Guest Author - Dianne Walker
While resumes are quickly becoming obsolete and giving way to companies using electronic job applications, one etiquette rule has not changed - the thank-you letters. A hiring manager can interview anywhere from five to twenty-five candidates for each job opening, so it can be difficult to remember faces. A simple thank-you letter will keep your name in front of the hiring manager during the decision-making process.
Who do you send the letter to?
The best time to collect information is at the beginning of the interview when everyone is introduced. Make sure you use their proper name and title depending on the formality you experienced during the interview. If you notice that everyone in the office is calling him Mr. Smith, donít send a letter addressing him by his first name Ė use Mr. Smith.
Don't send thank-you letters, however, if you donít have the names of the interviewers. Do not address letters to the wrong person, madam or sir, or even worse, To Whom It May Concern. If you didnít catch their names at the beginning of the interview, ask before you leave the room.
How do you send the letter?
Are you considering USPS or e-mail? While e-mail may be faster, itís definitely less personal. Instead of sending e-mail send a neat, handwritten card or letter as soon as you get home from the interview. The personal touch will help you to stand out even more than by just dashing off a quick email. If you hand-write the note, be sure to use nice stationary and a good pen. Pre-write the letter on scrap paper so you know exactly what youíre going to write on the final paper.

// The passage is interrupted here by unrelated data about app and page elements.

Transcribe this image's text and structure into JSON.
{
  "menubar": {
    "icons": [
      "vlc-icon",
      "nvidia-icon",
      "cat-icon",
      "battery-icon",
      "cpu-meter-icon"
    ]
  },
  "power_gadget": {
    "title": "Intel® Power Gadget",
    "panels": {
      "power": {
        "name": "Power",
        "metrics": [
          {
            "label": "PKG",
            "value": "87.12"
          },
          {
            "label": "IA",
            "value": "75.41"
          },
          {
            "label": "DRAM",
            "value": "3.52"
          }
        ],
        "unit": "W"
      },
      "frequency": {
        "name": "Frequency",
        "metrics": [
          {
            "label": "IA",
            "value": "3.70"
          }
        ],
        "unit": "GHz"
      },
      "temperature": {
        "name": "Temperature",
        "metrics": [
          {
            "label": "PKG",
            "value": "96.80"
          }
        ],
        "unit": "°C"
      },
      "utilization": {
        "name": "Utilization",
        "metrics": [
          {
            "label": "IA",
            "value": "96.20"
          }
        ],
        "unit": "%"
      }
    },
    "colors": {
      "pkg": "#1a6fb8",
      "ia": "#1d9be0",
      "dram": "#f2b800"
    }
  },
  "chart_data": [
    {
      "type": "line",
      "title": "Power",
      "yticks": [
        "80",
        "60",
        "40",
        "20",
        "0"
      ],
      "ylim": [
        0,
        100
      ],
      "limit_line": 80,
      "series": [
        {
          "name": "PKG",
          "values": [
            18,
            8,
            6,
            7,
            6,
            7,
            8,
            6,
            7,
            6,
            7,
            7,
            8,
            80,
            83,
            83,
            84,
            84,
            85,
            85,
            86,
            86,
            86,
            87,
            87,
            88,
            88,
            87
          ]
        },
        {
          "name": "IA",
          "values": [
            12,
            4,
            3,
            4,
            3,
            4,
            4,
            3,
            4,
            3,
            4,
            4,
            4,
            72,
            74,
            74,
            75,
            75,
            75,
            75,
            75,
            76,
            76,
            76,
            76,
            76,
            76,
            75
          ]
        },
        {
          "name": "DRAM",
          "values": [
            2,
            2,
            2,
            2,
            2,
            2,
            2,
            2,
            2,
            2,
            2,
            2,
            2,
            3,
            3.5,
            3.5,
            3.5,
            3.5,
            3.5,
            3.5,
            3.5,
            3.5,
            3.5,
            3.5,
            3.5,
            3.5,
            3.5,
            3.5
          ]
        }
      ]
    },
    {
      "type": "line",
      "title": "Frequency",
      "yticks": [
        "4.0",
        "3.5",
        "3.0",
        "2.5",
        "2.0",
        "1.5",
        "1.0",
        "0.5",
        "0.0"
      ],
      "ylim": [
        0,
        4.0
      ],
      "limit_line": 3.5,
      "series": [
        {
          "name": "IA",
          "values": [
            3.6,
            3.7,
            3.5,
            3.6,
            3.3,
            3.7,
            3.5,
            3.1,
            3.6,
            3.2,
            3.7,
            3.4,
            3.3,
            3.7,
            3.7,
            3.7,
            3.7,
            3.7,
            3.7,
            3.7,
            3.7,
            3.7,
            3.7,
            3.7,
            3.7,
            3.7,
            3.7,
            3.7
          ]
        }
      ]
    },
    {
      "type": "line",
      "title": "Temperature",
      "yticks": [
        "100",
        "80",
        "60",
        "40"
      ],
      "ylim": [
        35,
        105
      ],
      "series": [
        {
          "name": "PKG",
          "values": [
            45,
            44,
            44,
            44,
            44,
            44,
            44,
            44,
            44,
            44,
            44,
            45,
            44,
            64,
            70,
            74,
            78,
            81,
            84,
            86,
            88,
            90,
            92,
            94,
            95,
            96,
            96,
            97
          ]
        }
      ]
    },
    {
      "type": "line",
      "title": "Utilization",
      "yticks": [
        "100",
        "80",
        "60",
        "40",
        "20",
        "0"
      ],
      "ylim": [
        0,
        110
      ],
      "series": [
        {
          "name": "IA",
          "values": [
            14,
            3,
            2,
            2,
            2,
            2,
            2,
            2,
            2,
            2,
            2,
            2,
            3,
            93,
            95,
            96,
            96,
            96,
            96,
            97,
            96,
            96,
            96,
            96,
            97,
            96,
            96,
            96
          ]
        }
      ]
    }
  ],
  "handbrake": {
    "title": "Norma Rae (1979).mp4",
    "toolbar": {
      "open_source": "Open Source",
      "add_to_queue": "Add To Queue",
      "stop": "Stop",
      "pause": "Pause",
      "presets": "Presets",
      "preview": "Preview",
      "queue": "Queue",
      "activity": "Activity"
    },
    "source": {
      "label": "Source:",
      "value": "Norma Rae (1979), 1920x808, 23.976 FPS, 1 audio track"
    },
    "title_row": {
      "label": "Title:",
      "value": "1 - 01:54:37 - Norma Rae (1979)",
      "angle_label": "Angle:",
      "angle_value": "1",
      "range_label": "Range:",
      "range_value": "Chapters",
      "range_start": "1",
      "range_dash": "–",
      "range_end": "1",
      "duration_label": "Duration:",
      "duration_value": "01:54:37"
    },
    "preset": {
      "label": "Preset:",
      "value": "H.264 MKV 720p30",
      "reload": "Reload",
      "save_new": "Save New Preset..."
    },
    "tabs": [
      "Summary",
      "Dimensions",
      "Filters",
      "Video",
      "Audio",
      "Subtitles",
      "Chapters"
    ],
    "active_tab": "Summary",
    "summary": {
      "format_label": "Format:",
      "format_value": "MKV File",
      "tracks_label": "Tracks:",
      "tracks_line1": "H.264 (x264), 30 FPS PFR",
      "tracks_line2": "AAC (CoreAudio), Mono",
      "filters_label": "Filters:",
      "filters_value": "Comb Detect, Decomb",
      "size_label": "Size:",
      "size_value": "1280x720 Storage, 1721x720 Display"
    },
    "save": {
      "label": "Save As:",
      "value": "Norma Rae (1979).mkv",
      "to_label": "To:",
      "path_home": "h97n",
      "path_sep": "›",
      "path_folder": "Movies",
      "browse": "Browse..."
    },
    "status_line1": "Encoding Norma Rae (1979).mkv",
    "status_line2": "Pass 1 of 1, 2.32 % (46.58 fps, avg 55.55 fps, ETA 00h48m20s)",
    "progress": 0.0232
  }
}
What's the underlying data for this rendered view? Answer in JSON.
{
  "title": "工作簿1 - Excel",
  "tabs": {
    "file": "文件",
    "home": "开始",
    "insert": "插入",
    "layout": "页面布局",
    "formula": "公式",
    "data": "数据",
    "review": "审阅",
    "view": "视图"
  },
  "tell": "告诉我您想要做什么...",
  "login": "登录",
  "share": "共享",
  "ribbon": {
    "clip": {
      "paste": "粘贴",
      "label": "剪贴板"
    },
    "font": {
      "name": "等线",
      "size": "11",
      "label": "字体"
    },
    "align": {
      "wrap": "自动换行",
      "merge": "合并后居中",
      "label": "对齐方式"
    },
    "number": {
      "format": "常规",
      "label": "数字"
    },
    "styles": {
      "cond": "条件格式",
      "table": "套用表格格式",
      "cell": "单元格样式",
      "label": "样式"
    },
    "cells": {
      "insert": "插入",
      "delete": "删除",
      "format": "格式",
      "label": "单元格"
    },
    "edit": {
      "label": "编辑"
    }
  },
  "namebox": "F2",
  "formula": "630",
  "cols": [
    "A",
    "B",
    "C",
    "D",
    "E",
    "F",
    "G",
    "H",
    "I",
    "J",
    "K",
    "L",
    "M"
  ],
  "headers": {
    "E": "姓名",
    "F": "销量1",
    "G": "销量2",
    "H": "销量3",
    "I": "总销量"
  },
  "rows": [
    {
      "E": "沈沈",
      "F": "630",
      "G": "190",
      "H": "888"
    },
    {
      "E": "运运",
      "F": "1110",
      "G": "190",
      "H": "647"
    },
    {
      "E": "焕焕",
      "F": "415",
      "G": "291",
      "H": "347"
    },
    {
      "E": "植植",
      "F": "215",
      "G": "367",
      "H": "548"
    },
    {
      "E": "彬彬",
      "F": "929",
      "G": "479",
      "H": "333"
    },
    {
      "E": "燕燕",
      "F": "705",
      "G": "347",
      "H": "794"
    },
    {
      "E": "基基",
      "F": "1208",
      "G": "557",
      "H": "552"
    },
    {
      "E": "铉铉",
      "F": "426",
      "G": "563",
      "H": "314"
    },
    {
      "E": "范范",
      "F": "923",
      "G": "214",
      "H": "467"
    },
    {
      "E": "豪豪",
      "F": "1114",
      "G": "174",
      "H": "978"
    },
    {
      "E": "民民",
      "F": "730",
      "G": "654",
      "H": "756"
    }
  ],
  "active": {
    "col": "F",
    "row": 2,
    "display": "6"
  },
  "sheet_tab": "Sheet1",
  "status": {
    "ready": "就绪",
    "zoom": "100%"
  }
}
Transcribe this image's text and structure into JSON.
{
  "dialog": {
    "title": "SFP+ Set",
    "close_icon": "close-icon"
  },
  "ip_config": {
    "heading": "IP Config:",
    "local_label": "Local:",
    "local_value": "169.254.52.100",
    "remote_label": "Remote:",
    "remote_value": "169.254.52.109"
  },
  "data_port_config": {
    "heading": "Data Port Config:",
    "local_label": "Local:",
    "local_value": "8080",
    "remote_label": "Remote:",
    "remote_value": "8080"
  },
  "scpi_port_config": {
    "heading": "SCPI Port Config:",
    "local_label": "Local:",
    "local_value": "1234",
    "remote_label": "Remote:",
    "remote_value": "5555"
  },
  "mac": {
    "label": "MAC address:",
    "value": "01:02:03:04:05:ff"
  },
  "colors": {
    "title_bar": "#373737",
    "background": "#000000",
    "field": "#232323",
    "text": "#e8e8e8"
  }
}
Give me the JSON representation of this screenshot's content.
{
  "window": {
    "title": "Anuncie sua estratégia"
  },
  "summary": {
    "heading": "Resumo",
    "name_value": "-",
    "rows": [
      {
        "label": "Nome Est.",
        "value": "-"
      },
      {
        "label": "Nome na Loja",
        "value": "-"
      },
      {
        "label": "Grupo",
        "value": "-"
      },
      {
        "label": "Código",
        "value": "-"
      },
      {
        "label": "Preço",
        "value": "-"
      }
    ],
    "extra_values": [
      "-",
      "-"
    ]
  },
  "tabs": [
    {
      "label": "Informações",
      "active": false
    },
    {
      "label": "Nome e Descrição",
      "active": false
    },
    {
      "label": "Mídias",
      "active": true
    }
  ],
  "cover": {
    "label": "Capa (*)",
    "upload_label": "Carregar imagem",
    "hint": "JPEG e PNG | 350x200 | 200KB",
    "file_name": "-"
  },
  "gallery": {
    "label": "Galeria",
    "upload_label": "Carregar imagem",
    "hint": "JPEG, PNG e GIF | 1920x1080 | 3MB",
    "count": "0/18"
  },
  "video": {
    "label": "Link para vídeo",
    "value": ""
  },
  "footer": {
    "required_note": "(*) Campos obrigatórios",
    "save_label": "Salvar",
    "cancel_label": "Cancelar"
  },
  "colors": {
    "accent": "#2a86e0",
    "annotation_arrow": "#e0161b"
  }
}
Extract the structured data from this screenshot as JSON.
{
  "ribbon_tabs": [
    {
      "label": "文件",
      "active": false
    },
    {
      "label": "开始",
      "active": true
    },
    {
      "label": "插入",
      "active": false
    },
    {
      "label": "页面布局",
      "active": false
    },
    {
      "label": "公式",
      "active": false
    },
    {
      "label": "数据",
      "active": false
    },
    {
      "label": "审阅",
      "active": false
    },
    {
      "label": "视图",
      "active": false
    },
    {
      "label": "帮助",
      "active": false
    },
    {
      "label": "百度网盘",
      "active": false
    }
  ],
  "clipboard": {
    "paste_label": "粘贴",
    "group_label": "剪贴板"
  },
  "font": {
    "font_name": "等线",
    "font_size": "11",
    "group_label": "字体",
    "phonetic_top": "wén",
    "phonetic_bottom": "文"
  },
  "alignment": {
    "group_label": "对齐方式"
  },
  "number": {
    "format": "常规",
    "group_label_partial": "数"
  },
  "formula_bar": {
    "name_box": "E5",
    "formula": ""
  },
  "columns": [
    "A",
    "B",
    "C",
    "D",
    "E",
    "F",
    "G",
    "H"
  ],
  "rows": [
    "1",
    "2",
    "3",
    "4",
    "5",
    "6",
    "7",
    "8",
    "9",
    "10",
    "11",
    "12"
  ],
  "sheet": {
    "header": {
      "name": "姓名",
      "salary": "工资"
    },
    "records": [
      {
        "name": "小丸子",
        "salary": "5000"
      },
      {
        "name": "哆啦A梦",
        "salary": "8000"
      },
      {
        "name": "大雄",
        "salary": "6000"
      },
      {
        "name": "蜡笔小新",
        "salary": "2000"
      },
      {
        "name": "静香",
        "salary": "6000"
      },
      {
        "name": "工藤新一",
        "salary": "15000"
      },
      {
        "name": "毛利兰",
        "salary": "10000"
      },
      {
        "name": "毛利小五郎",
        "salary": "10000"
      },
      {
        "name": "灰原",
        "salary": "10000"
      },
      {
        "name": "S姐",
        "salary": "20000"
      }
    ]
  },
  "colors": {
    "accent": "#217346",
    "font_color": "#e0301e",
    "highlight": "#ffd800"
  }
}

What should the letter say?
Keep it short and simple. Donít write pages, reiterating everything you talked about during the interview. Thank them for taking the time to talk with you. Let them know you enjoyed learning more about their organization. Briefly talk about how your skills would be a perfect match for the company, and that you are still very much interested in the position. Remind them of a memorable moment from the interview. This will help jog their memory of you and the interview. Offer to provide additional information in helping them to reach a decision.
While a thank-you letter does not guarantee the job, it does help you stand out as a professional. After a hiring manager has interviewed a number of candidates for the same position, your name will come back up before them long after the others are forgotten.